I love Yorkshire Sculpture Park. Every time I visit there is something new to explore, more treasures to discover. It’s impossible to see the Longside, Chapel and Underground galleries, park centre and 500 acre outdoor gallery nestled in the south of Wakefield in a single day. Even more impossible to write about it all in a single sitting!
During my most recent visit on a temperamental summer afternoon we sought shelter in the park’s Chapel gallery where we discovered the new ‘Transparency’ exhibition, supported by the Arts Council Collection’s National Partners Programme.
The subject of transparency was inspired by the 18th century chapel itself. Built in 1744 and dedicated to St Bartholomew, the chapel served the families and workers of the Bretton Estate before it was de-consecrated in the 1990s. The exhibition is designed to consider the multiple meanings of transparency, from the transition of light and clarity, to truth and freedom from deceit. It comes at a time when the need for clarity from politicians, corporations and the like is in high demand, not only in Britain but around the globe.
The collection includes work by Garth Evans, Hiraki Sawa, and Yelena Popova; but the exhibit which grabbed my attention the most was by Rachel Whiteread. I’ve been aware of Rachel’s work for some years now; her sculptures were held up as an extraordinary example of contemporary art during my school days.
Rachel Whiteread studied painting in Brighton and sculpture in London from 1982 to 1987. She has described how the pivotal moment of her career as an artist began with a spoon. It was cast in sand which she then poured molten lead over. The spoon lost it’s “spoon-ness” and by casting in this way the object was completely changed forever. Rachel “fell in love with that process”.
She employs casting methods and materials that are more commonly used in the preparation of sculptures rather than for the finished object. Concrete, plaster, rubber and resin, have all been used in the past. Rachel makes sculptures of the negative space surrounding everyday objects, and is famously known for her more monumental public sculptures such as ‘Ghost’ (1990) and ‘House’ (1993-94) for which she was awarded the Turner Prize in 1993.

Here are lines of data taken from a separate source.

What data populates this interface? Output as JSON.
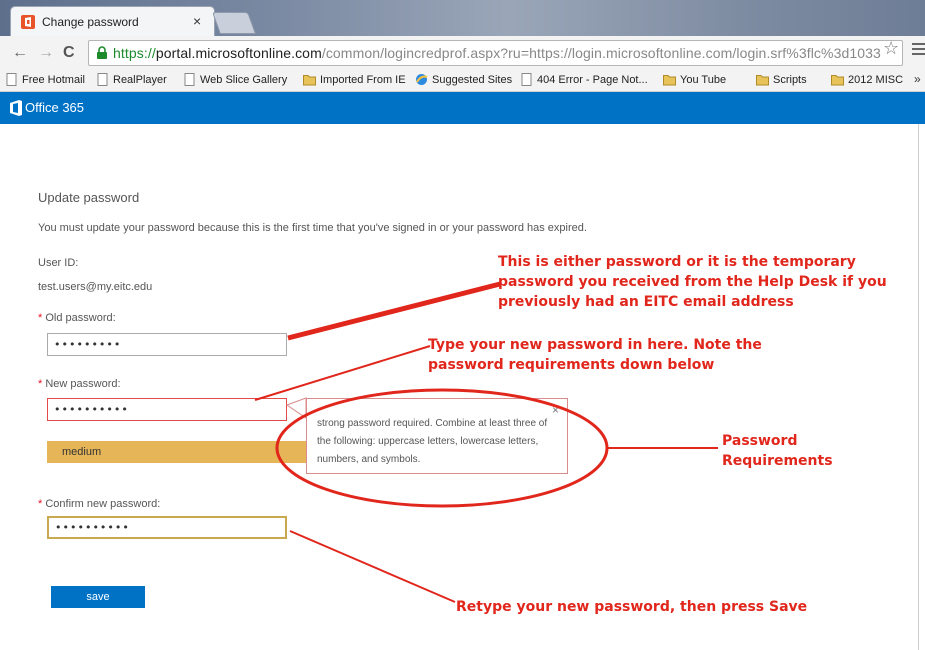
{
  "browser": {
    "tab": {
      "title": "Change password",
      "close": "×"
    },
    "nav": {
      "back": "←",
      "forward": "→",
      "reload": "C"
    },
    "url": {
      "scheme": "https://",
      "host": "portal.microsoftonline.com",
      "path": "/common/logincredprof.aspx?ru=https://login.microsoftonline.com/login.srf%3flc%3d1033"
    },
    "star": "☆",
    "bookmarks": [
      {
        "label": "Free Hotmail",
        "icon": "page-icon"
      },
      {
        "label": "RealPlayer",
        "icon": "page-icon"
      },
      {
        "label": "Web Slice Gallery",
        "icon": "page-icon"
      },
      {
        "label": "Imported From IE",
        "icon": "folder-icon"
      },
      {
        "label": "Suggested Sites",
        "icon": "ie-icon"
      },
      {
        "label": "404 Error - Page Not...",
        "icon": "page-icon"
      },
      {
        "label": "You Tube",
        "icon": "folder-icon"
      },
      {
        "label": "Scripts",
        "icon": "folder-icon"
      },
      {
        "label": "2012 MISC",
        "icon": "folder-icon"
      }
    ],
    "bookmarks_overflow": "»"
  },
  "header": {
    "brand": "Office 365",
    "color": "#0072c6"
  },
  "form": {
    "title": "Update password",
    "intro": "You must update your password because this is the first time that you've signed in or your password has expired.",
    "userid_label": "User ID:",
    "userid_value": "test.users@my.eitc.edu",
    "required_mark": "*",
    "old_label": "Old password:",
    "old_value": "•••••••••",
    "new_label": "New password:",
    "new_value": "••••••••••",
    "strength": "medium",
    "strength_color": "#e5b557",
    "tooltip_text": "strong password required. Combine at least three of the following: uppercase letters, lowercase letters, numbers, and symbols.",
    "tooltip_close": "×",
    "confirm_label": "Confirm new password:",
    "confirm_value": "••••••••••",
    "save_label": "save"
  },
  "annotations": {
    "old": "This is either password or it is the temporary password you received from the Help Desk if you previously had an EITC email address",
    "new": "Type your new password in here.  Note the password requirements down below",
    "requirements": "Password Requirements",
    "confirm": "Retype your new password, then press Save",
    "color": "#e1261c"
  }
}
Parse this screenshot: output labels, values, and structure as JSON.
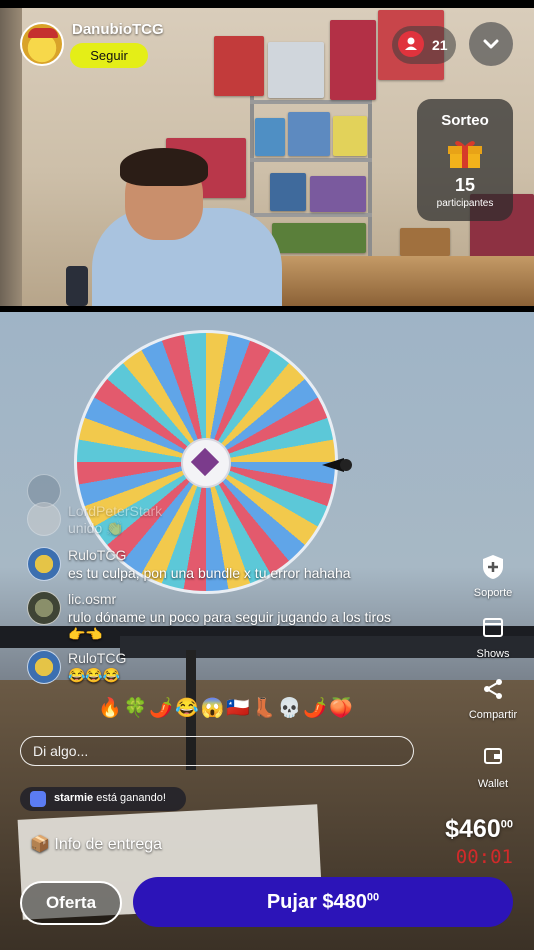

In the past Rachel has said “I’m always looking for ways of representing the body but not actually physically putting it there.” Sometimes this can appear anthropomorphically as the sculpture takes on human form or characteristics. At other times her sculptures “stand for the absence of a body”.
In ‘Untitled (6 Spaces)’ (1994) now showing in the Chapel gallery at YSP Rachel has created six resin casts of the voids found underneath six different chairs. Each cast is unique both in form and colour; like a neat display of precious jewels, or a delicious row of sweets waiting to be devoured. They instantly captured my attention, before I was even aware of their author.
In their context here the sculptures are not only visually semi-transparent but emote a feeling of absence or loss with their invisible chairs and sitters. In the setting of a chapel it transforms into an absent congregation; perhaps a reflection on state of faith today, both in religion and faith in humanity. But that’s the wonderful thing about Rachel’s work; she doesn’t aggressively explain or label it. The audience is allowed to make their own interpretations based on their personal feelings and experiences.
‘Transparency’ will be showing in the Chapel at YSP until 4th September 2016 from 10am to 5pm daily. I thoroughly recommend visiting, both this exhibition and the many other delights the park has to offer. Stay tuned for more YSP features on the Pocket Gallery blog in the coming weeks!
Images courtesy of Yorkshire Sculpture Park & Jonty Wilde